Huron County hunts for creative solutions to affordable housing crunch

·3 min read

Huron County is experiencing a housing crisis and officials say creative solutions to increase affordable housing in rural areas and small towns are needed to tackle the growing problem.

“What we’re seeing in Huron, for the first time in many many years, is that there is an increasing number of individuals who are unable to find a housing unit that is adequate or attainable,” said Huron’s senior planner Denise Van Amersfoort.

No longer just a big city problem, the effects of a higher cost of living are increasingly being felt by residents in rural areas.

The county defines "attainable" as someone earning $17.55 an hour spending no more than 30 per cent of their income on housing.

For someone working full time, that would equate to about $900 a month in housing expenses — a near impossible find in the region.

Even as the average price of a single-detached home in Huron-Perth has ballooned to more than $526,000, the housing crunch is also being felt acutely in the rental market.

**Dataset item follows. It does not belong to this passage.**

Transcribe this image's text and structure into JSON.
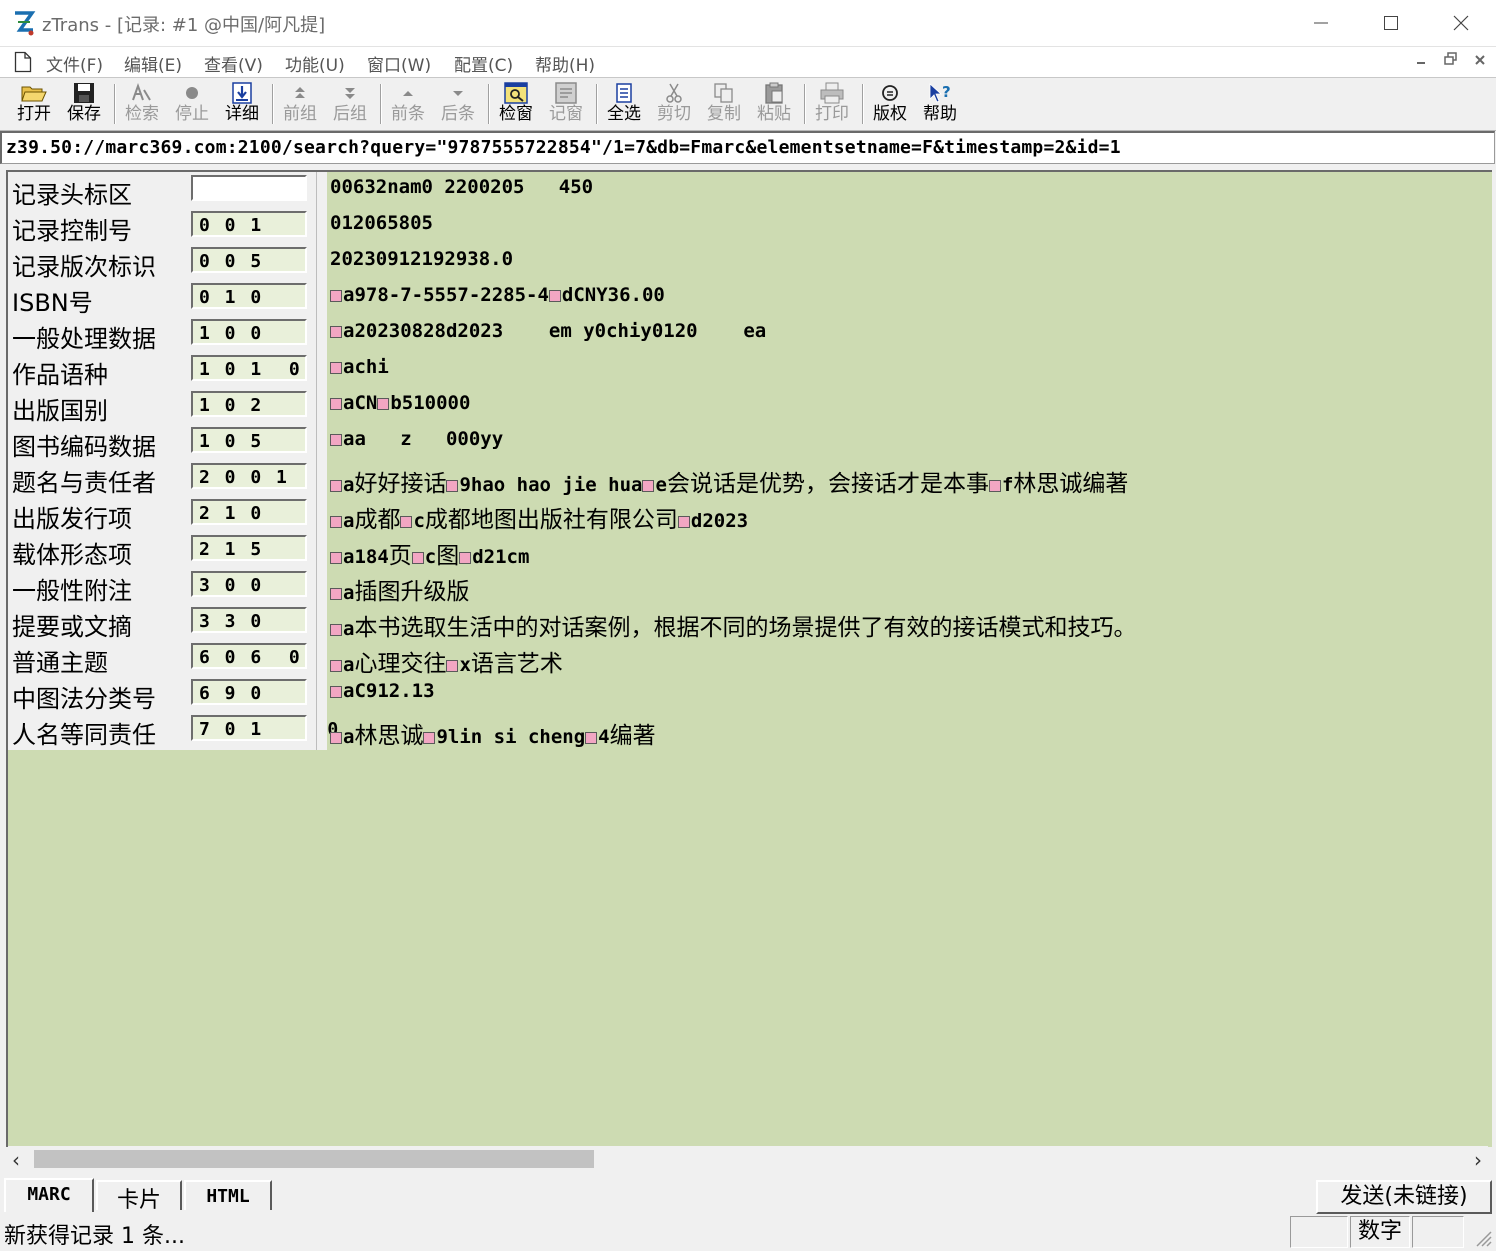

Van Amersfoort said the county is seeing an increase in young families, for example, not being able to find suitable housing.

“When we talk about those who are vulnerable or being at risk for not having sufficient housing, it's people who haven’t traditionally come to your mind,” she said.

Huron has launched an online survey to poll residents about their housing needs, with the results informing future planning decisions.

“We are taking a really strategic look at our zoning bylaw and our planning frameworks” to see how they could be modified to accommodate more housing density, Van Amersfoort said.

Right now, she said many people in Huron County are over-housed, such as widows or single people living in multi-bedroom houses or bungalows.

She’s pushing for bylaws to make it easier to convert parts of homes into rental units, or for accessory dwellings to be added in the yards of larger properties.

“We will remove the need for zoning bylaw amendments and minor variances for a number of housing forms and applications,” Van Amersfoort said. “It doesn’t really change the fabric of the neighbourhood. It can be done so in a way that isn't intensive.”

While there are some low-rise apartment buildings throughout Huron, Van Amersfoort said there’s a “missing middle,” with a strong need for more six-, 12- and 18-unit buildings along with stacked townhouses.

Part of the solution is working with developers, encouraging them to create more rental properties or finding creative ways to incorporate a handful of rental units in new builds, she said.

As skyrocketing housing costs push more people out of cities and into smaller towns, and the appeal of rural living grows amid the COVID-19 pandemic, the issue of affordable housing could become compounded.

“We’re at a critical moment in having the conversation about housing broaden,” said economic development officer Natasha Gaudio Harrison. “We’re interested in how (the housing crisis) is affecting the economy and our ability to grow the economy if people ultimately can’t afford to live here.”

Prior to the pandemic, the county projected a need for about 1,800 housing units by 2041, but that figure is likely to shift in the wake of COVID-19.

Gaudio Harrison hopes the survey, which closes in early May, paints a clearer picture of housing needs in the county and spurs further creativity to tackle the crisis.

“It’s really opening up the conversation and having everyone understand housing affects everybody,” she said.

maxmartin@postmedia.com

Max Martin, Local Journalism Initiative Reporter, London Free Press